How often do you find yourself arguing about screen time with your kids? Does a phrase like “you’ve played video games (or been on Facebook or Instagram or just a device in general) long enough today, find something else to do” start a meltdown? Do you tell your child it’s time to eat dinner only to hear that they need 5 more minutes to beat a level, and the 5 minutes turns to 10, and then 20, and then 30 before you say, “Enough!”? Does your child get angry and irritable when you insist that they stop playing video games?
Transitioning from screen time can be an aggravating, emotionally-charged, and draining task for both kids and parents. Games, apps, and social media are so engaging that other things tend to pale in comparison. Poor time management skills, focus issues, and other executive functioning problems can make these transitions even more difficult. Fortunately, there are some great new tools to help you stop arguing about screen time.

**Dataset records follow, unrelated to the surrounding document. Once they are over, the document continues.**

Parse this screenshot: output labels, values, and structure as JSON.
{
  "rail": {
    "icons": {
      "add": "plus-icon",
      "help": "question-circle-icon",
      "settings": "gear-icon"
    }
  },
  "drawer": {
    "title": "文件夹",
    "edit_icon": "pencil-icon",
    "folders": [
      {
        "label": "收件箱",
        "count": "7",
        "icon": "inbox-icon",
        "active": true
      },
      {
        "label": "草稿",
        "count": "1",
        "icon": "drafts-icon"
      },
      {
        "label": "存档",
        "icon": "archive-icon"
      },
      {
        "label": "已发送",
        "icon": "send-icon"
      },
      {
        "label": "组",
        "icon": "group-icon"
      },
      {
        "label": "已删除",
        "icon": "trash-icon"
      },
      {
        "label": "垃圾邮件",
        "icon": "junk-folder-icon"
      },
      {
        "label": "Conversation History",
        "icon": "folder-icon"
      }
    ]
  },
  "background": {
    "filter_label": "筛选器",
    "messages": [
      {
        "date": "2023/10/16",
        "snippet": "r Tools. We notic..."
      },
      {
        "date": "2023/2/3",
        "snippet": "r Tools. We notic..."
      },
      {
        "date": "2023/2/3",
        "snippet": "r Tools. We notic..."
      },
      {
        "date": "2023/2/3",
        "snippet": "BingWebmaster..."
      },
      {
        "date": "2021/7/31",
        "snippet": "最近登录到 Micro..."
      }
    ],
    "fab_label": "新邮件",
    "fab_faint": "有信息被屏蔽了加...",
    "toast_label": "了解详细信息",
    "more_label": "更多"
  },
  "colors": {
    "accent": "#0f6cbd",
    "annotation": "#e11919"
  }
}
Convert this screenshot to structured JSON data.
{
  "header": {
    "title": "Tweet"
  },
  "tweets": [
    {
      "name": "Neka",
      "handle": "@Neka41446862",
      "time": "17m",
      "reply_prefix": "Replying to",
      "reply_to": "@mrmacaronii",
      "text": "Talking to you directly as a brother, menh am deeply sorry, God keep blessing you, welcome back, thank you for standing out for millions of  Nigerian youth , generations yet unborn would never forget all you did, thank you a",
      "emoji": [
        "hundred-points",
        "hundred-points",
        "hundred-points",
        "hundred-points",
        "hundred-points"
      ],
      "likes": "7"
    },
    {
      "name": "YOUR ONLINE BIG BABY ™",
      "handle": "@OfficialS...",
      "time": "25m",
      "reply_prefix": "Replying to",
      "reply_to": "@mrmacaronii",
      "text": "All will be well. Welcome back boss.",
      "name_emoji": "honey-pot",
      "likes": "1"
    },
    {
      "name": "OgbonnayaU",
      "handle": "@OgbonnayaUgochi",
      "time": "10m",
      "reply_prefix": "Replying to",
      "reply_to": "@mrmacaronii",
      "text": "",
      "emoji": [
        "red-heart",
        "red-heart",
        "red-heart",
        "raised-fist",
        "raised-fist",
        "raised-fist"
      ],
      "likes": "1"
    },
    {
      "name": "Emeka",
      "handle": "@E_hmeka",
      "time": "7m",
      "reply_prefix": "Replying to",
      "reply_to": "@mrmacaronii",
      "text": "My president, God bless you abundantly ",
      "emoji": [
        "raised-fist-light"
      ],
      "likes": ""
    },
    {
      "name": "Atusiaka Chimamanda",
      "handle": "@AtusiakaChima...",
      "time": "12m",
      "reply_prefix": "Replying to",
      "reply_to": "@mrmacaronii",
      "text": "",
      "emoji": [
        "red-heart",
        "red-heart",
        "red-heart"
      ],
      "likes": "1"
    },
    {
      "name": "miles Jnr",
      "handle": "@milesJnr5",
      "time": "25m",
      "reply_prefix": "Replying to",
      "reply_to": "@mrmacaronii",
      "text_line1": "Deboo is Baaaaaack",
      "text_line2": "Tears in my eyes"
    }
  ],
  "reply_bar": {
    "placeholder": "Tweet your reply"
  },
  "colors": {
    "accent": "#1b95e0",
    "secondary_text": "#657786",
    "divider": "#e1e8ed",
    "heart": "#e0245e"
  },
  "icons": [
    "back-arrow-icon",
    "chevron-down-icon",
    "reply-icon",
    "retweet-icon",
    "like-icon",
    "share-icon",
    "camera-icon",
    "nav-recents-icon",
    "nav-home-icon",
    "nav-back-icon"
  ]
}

One of the LearningWorks for Kids team’s favorite is a new app called Screen Time that allows parents to manage the amount of time kids spend on smartphones and tablets. Parents can use their own phone or Internet browser to block specific apps, limit time on devices, and even shut off games and Internet at dinner time so that kids have no choice but to stop playing when they are told it’s time to eat. And it’s password protected to prevent kids from uninstalling the app or changing settings.
While we at LearningWorks for Kids view digital play as an important part of a balanced Play Diet — an opportunity for cognitive development and the improvement of executive functioning and social emotional learning (SEL) skills — we also recognize that there are clear limits to the amount of time kids should spend in front of a screen. In my clinical work with families, my interactions with parents at the LearningWorks for Kids website, and at speaking engagements across the United States, I constantly hear about the difficulty in setting effective screen time limits for children. Though we believe a blocking/limiting app like Screen Time should usually be used sparingly, we recognize that there are many situations that demand technological intervention. Our review team at LearningWorks for Kids was impressed with the Screen Time app, so I decided to contact the developer, Steve Vangasse, to learn a little bit more about why he developed Screen Time.
Steve’s thinking about the need for a tool to limit screen time came from his experience with his own children. He recalls buying his three kids tablets for Christmas and observed how much fun they were having and how much time they spent using them. But like many parents, Steve became concerned that his children were not going outside and doing the things that he enjoyed as a kid — climbing trees and playing in the mud. He attributed their lack of outdoor play to their attachment to screen-based play.
At the time, Steve was working as a full-time developer for another company, but in his spare time he began to develop what he calls a “crappy little app” — one that nonetheless that could be placed on his kids’ tablets to limit screen time. He and his wife noticed that the kids stopped arguing about screen time when their tablet shut off, and, much to his delight, simply moved on to a different activity. After seeing how much it helped his family reduce their tug-of-war over tablet access, he decided to add features that would make it helpful to other parents with similar concerns.
He added remote control over children’s devices and the ability to monitor device and app usage — including time spent, search, and browsing history. Now not only can parents block selected apps, they can use a pause button that gives kids a 20 second warning that their device is about to power down. Some of the more innovative tools include a reward system that allows parents to grant additional screen time for completing homework and tasks and a mechanism that allows kids to use their tablets for reading at any time.
At LearningWorks for Kids, we often talk about the way an open dialogue with kids can improve the effectiveness of screen time limits. Steve told me that one of the most rewarding things about using Screen Time to monitor his kids’ technology usage has been the way it’s improved the communication he has with his children and the way the app empowers them to make the decisions about how to use their screen time. And the best part: he now sees his kids going outside and climbing trees. Though they have yet to start playing in the mud.
If you’re sick of arguing about screen time, take a look at our review of the Screen Time app, which includes ways to talk about the app with your child and involve them in the limit-setting process. You should also check out some of our Setting Limits posts for more strategies on setting effective screen time limits.
Featured image: Flickr user tinkerbrad